Amy Green has been fan of the sweet science of boxing since she was in grade school and watch fights with her dad. She remembered watching the Ali/Frazier trilogy and loved the heavyweights in the 70’s. Her dad loved Roberto Duran and both followed Sean O’ Grady, a very good fighter from Ms. Green home state. She joked that, “My mother really liked Ray Leonard probably more for his commercial appeal than his boxing.” She noted, “Boxing caught my attention because it’s such a daring, crazy, dangerous and beautiful sport.”

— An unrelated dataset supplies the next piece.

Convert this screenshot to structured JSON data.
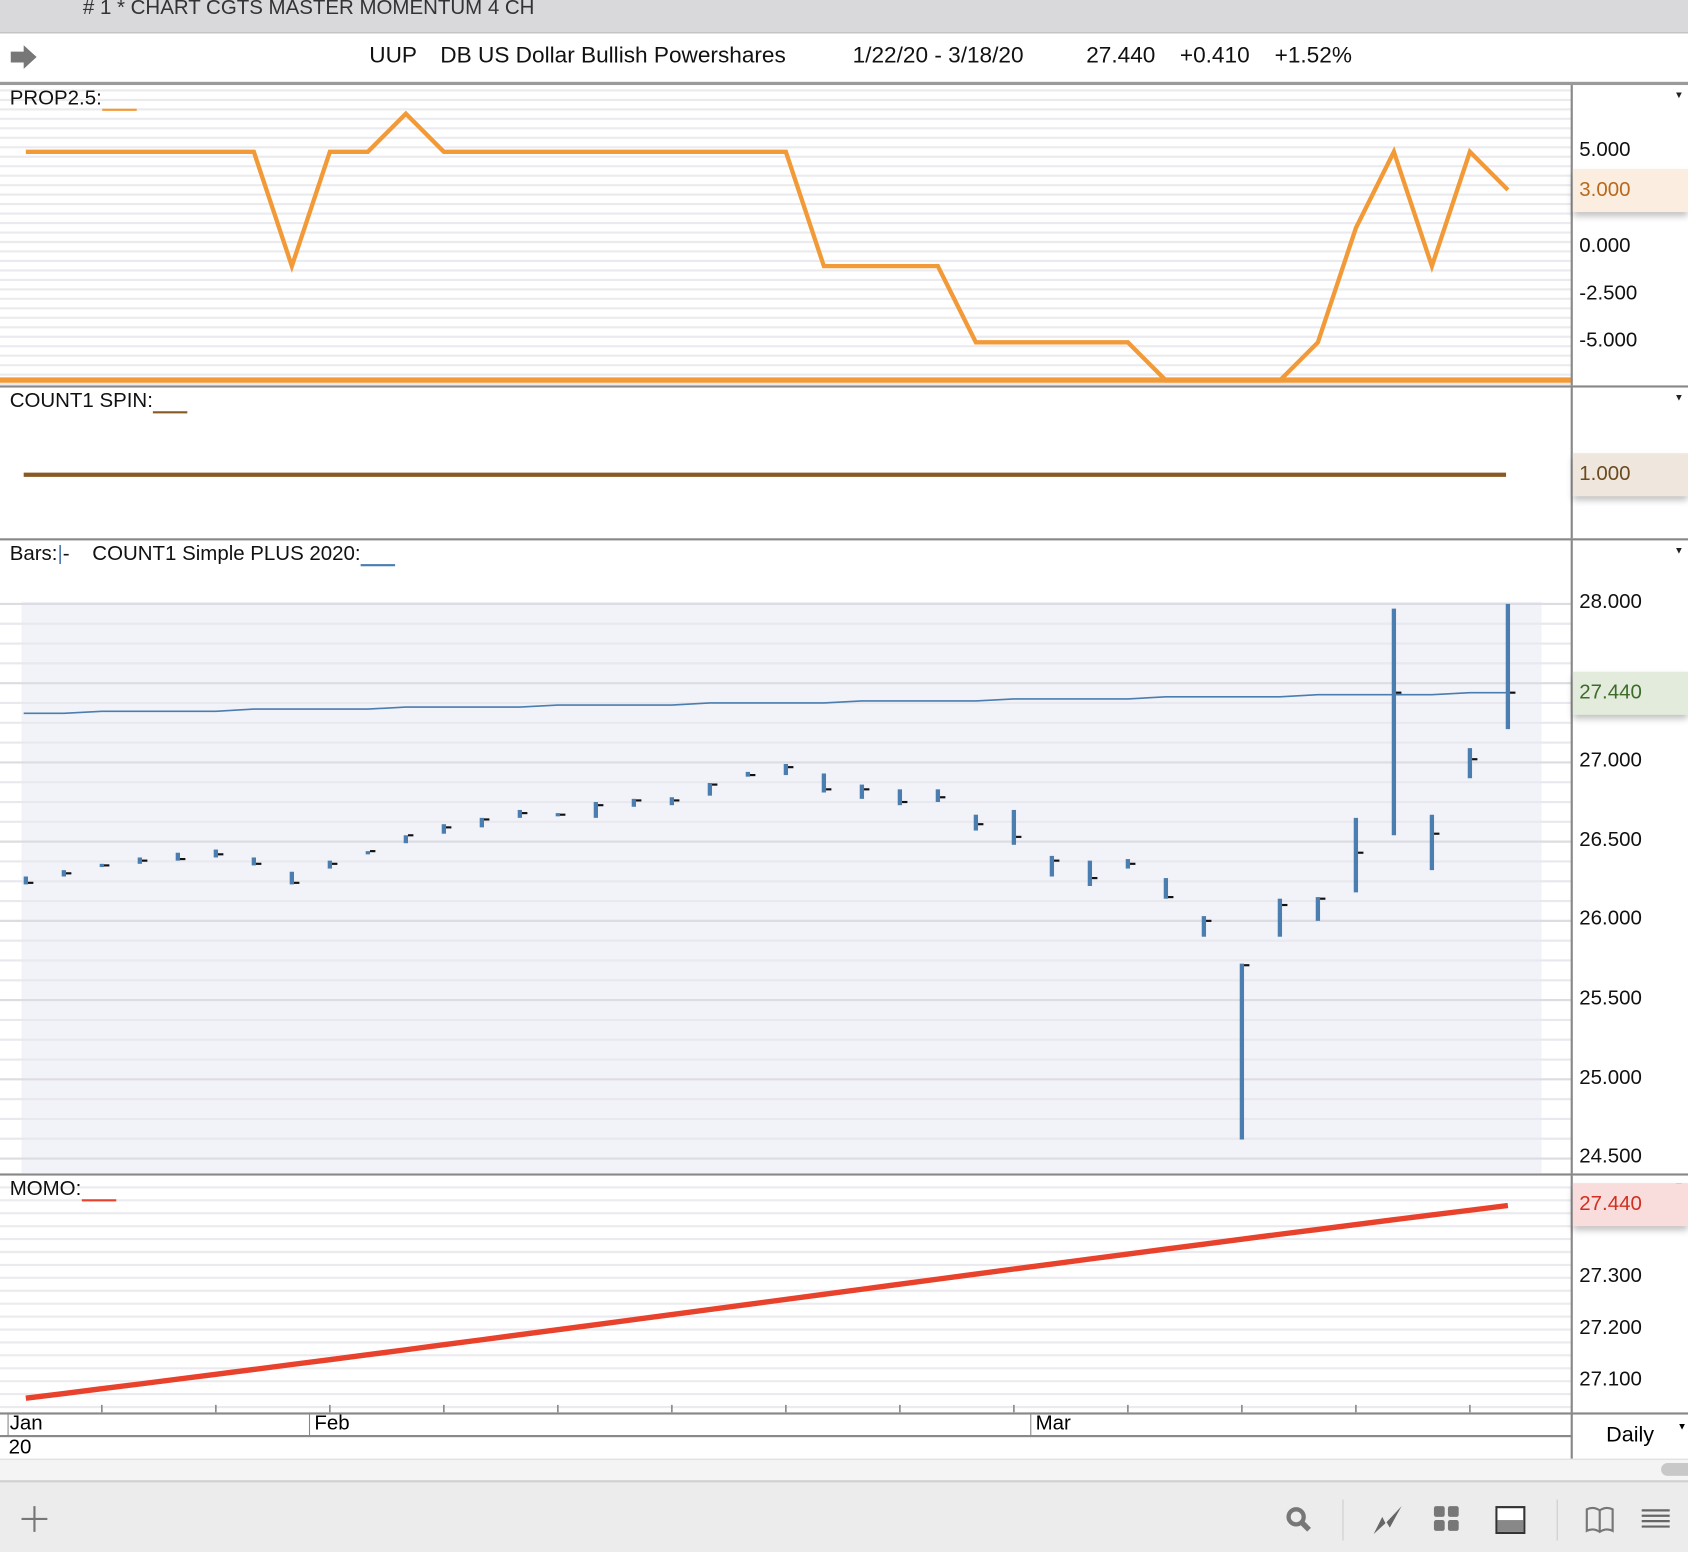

Ms. Green has her own publicity company plus she is a contributing writer for billycboxing.com and PrimeRound Magazine. She credits women pioneers Jackie Kallen, Rachel Charles and Terri Moss for opening the door for others like her to make it. She stated, “For the women that fight, it’s still a tough road. A lot of that struggle comes from the promoters not taking a chance on women’s boxing, and other problems can be attributed to the sport not having the depth of fighters the men’s divisions do, which makes good competition scarce and forces many times, bad matches.” Emily Klinefelter agreed when she told me, “Most boxing fans do not demand women’s matches on cards and promoters don’t care to put many women on their shows. There are definitely examples where female boxers do carry a significant fan following. Two that come to mind are Holly Holm and Mary McGee. I think the key to success for these women is that they have a promoter behind them that took a risk and made them regulars, and even headliners on their cards.” Amy Green added, “ For every sorry PPV undercard I’ve paid for to watch an overpriced men’s fight, there are very exciting female fighters working and waiting to take their place and give the audiences a lot more bang for their dollars.”
If Ms. Poe and Ms. Klinefelter love the combat sports as their sports, Ms.

Green loves other sports when not working the boxing scene. She told me, “NFL- Packers are my favorite team; and the NBA since we have the OKC Thunder an hour away and do watch a little baseball- big Yankees fan.”

Amy Green, like many of our generation, grew up watching boxing and still that is her combat sport whereas Trish Poe, similar in age to my children, grew up following Mixed Martial Art. Both sports produced the theater of the unexpected and there is nothing more exciting that the knock out, for the one brief moment that often moves in slow motion can end a fight. Drama follows the two women enter the ring or the Octagon and only one will leave victorious. That is the beauty of the two combat sports.